Catty remarks: The body language of your cat

It’s a known fact that cats talk to us. They yowl, they growl, they meow. But cats don’t use their voices so much as their bodies for communication. Here’s a summary of feline body language.

Keep calm

Calming gestures are the most common ways for cats to communicate. Their purpose is to keep the cat calm in stressful situations or during moments of discomfort. Keep in mind that — just as a woman twirls her hair around her finger when speaking to an attractive man, or a nervous person bites their nails — cats aren’t trying to communicate anything by employing calming gestures, they are simply expressing their state of being.

Below is a list of the most frequently used calming gestures among cats, in order of importance. Watch your kitty closely and you’ll see that they employ these gestures regularly throughout the day:

  • Blinking
  • Licking the end of their nose
  • Licking the torso or paws two or three times
  • Yawning
  • Quick stretching

Back off

When cats become irritated, they will often use their tail as a primary tool for voicing their dismay. They may start by whisking the end of their tail and can take it all the way to a full-fledged, violent whip if the irritation doesn’t stop. If there’s one thing we should teach our children about cats, it’s that they should respect cats when a cat whip their tails, and leave them alone. This is often the first tactic cats will use, and don’t be mistaken: you will gain absolutely nothing from bothering them once they’ve employed it. Contrary to popular belief, doing so will not make them more patient in the long-run, nor will it teach them that you’re “the boss.” Au contraire, the more you insist, the more clearly your cat will understand that this signal isn’t working. This could result in their resorting to scratching or biting in order to get their point across. Note: A cat who appears to enjoy being petted but whips their tail and suddenly bites may be demonstrating petting-induced aggression. This means they become irritated when petted in a certain area — often around the hips. You can avoid being bitten by only petting them in the neck or head area.

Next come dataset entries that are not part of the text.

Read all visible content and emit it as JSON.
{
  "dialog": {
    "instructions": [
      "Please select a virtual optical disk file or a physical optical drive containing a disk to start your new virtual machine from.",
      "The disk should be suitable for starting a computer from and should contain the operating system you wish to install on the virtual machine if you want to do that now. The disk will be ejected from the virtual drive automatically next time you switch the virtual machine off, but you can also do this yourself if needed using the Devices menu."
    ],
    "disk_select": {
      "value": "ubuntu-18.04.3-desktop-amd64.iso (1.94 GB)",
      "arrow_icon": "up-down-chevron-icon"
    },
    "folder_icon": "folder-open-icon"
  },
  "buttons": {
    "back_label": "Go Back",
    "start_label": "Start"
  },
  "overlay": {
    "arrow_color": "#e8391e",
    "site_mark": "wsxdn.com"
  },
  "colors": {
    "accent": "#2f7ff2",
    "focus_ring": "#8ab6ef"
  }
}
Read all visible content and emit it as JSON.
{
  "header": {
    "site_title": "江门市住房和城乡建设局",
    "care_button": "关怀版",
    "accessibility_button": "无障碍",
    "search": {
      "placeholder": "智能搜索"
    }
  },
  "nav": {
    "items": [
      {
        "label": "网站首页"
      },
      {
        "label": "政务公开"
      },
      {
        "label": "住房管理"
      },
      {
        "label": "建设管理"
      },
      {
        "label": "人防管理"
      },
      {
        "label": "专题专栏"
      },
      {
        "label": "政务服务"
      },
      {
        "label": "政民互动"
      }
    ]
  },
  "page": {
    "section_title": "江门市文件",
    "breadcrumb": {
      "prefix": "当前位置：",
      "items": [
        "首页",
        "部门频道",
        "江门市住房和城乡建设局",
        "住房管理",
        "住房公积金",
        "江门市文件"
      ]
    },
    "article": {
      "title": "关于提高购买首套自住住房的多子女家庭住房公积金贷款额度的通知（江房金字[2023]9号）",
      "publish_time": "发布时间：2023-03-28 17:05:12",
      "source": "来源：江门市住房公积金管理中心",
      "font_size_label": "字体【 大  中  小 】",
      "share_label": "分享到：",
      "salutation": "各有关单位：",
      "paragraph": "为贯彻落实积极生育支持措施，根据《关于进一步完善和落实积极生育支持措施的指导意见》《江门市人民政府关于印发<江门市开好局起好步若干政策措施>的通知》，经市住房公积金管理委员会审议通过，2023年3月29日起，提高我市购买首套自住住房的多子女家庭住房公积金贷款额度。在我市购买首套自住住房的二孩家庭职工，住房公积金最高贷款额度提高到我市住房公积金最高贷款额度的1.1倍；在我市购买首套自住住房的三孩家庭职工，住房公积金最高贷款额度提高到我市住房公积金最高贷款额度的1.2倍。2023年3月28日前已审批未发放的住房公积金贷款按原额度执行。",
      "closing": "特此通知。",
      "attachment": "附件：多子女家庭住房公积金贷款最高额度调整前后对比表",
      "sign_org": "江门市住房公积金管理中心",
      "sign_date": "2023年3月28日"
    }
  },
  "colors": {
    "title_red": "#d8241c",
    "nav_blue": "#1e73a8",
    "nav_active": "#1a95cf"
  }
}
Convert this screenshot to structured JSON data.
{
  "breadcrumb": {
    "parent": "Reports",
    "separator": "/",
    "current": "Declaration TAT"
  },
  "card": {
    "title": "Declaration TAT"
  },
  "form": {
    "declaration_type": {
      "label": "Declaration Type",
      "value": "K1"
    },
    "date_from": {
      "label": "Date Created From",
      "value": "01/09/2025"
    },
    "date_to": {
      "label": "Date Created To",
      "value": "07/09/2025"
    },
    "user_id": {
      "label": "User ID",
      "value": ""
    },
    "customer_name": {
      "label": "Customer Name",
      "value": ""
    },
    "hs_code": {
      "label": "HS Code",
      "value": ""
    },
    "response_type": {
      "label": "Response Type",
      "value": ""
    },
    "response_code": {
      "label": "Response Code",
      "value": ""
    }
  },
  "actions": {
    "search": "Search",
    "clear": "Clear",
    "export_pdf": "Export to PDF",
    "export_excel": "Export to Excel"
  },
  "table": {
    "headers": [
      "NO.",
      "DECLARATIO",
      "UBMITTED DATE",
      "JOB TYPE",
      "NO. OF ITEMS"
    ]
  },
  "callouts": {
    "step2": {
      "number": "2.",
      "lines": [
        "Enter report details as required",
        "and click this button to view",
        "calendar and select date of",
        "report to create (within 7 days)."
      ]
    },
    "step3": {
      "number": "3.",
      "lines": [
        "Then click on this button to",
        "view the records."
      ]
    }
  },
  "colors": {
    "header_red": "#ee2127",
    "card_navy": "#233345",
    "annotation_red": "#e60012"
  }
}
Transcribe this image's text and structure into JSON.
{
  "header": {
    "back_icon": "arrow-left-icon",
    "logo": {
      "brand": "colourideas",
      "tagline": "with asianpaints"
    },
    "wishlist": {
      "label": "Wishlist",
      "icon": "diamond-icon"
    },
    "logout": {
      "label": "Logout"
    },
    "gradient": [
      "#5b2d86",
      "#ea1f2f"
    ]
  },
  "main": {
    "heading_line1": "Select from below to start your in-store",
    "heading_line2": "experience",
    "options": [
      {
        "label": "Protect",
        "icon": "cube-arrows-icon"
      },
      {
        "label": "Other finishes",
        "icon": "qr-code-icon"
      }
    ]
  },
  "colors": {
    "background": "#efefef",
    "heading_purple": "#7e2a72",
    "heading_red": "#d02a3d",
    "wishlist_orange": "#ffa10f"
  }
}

Frightened, or assertive?

A scardey-cat is easy to spot. Like us, cats will curl up into themselves when they become afraid; their eyes will dilate (careful: this may also mean they are in heat) and they’ll bury their head into their shoulders. A frightened cat may also align their tail along the side of their body, or bury it between their hind legs.

Assertive cats are sure of themselves and will often impose themselves in order to claim something as their own. Note than cats will almost always demonstrate this behaviour in front of another cat, and rarely in front of humans. The composure of an aggressive cat will be the complete opposite of that of a frightened cat. They will often be high on their paws with their head perked up and their tail pointing to the ground. The idea is to appear as large as possible in order to intimidate.

In either case, the cat may yowl or growl. However, don’t assume a cat who yowls or growls is showing aggression: this is simply their way of saying “Get away from me. Get any closer and it won’t be pretty.” It is important not to punish such behaviour. Not only is it futile to do so, but it could also result in the cat simply choosing to no longer give this warning before taking action. It would be equivalent to removing the smoke detector in your home. Wouldn’t you rather smell the smoke that is warning you that your house is about to catch fire?

By paying closer attention to your cat and understanding what they’re trying to tell you with their body, you will be better prepared to avoid aggression-inducing situations and improve your relationship with kitty!

Here's an example of a frightened cat in front of an assertive one :


Keep him happy!